Hozier incorporates blues, rock and folk, while also maintaining the raw, dark feel that we got out of the first single. To contrast that, the track “Someone New” is fun and playful, while “In a Week” featuring Karen Cowley — who is also amazing — is soft and sleepy.
For a first album, Hozier delivered fifteen tracks proving his versatility as both a guitarist and a vocalist. I’ve always been into soft rock and I find I’m drawn to it way more around midterm season when I can pair my music with study notes and a latte. –Bethany Bowles
Keep your Friends Close — Dylan Owen
This release dates back to 2012, when rapper Dylan Owen was, much like myself, going through the grind of post-secondary schooling.
It’s a relatable collection of songs for me because he charts out the side of university life that didn’t come with the admissions letter. Nobody tells you that while you’re struggling to keep up with lectures, midterms and extracurriculars, it’s your personal life that can really leave you out of breath sometimes. Owen touches on the challenges of trying our best when it comes to friendships and relationships, even when everything doesn’t quite fall into place sometimes.
With subtle production that will strike you as a little melancholic at times, lyrics in songs like “Ghosts” and “Lonely Mexico” have Owen, like a lot of us, confronting past regrets as he looks ahead on university life. I couldn’t ask for more from my sound track to the fall 2014 semester.
I Can Hear the Heart Beating as One — Yo La Tengo
Yo La Tengo strikes a perfect balance of elation and sedation on their eighth studio album. Fuzzed-out jams like “Sugarcube” and “Little Honda” are fit for a night time joyride, while tranquil cuts like “Shadows and Damage” make for the ideal backdrop to a night in with that special someone. It’s a make out album unlike any other. At the middle is “Autumn Sweater,” a soft ballad of romance and insecurity, but with certain warmth that draws in the listener. It’s a cozy song, just like your favorite fall sweater. If stargazing or reassessing your life at 3 a.m. is among your favourite pastimes, look no further than “Green Arrow.” The lulling guitar duet will swoon you to sleep or sadness — it really depends on the context. The record ends off with the adorable “My Little Corner of the World,” a song that recalls the longing for simplicity in love and a true embodiment of the album. So wherever your autumn nights may take you, I Can Hear won’t have any trouble keeping up.

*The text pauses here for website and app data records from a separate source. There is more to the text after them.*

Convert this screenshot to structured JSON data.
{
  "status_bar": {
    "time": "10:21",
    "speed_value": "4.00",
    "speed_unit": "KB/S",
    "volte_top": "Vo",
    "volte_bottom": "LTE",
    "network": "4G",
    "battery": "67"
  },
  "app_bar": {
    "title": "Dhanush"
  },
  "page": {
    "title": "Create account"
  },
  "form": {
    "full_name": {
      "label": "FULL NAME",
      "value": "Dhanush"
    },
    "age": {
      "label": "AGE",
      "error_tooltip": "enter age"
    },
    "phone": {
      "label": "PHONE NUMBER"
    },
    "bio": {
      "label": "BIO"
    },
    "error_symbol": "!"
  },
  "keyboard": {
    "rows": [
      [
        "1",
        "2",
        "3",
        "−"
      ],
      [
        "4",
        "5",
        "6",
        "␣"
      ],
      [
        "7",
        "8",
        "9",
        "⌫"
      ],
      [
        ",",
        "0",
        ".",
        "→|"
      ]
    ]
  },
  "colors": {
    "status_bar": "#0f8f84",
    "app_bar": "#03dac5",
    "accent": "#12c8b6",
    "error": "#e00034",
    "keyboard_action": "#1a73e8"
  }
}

Vibes — Theophilus London
Coming straight out of Brooklyn, Theophilus London is back from his small hiatus with a full-length album, executivly produced by none other than Kanye West. The coolest thing about this album is the songs all follow a certain vibe, as explained in the LP’s title. Even though most people would categorize London as a rapper, he isn’t exactly rapper almighty on this one. He mixes in some soft melodies and infectious hooks making it a much better project than anything he’s done previously.
Despite its cohesive vibes, this LP has a little something for everyone. High tempo electro cuts like “Tribe” and “Heartbreaker” make the album seem like it could be played in BETA on Saturday while more rap-esque tracks like “Can’t Stop” and “Do Girls” would be Phil’s Wednesday material. Rest assured that after listening to this album, you will catch some serious vibes.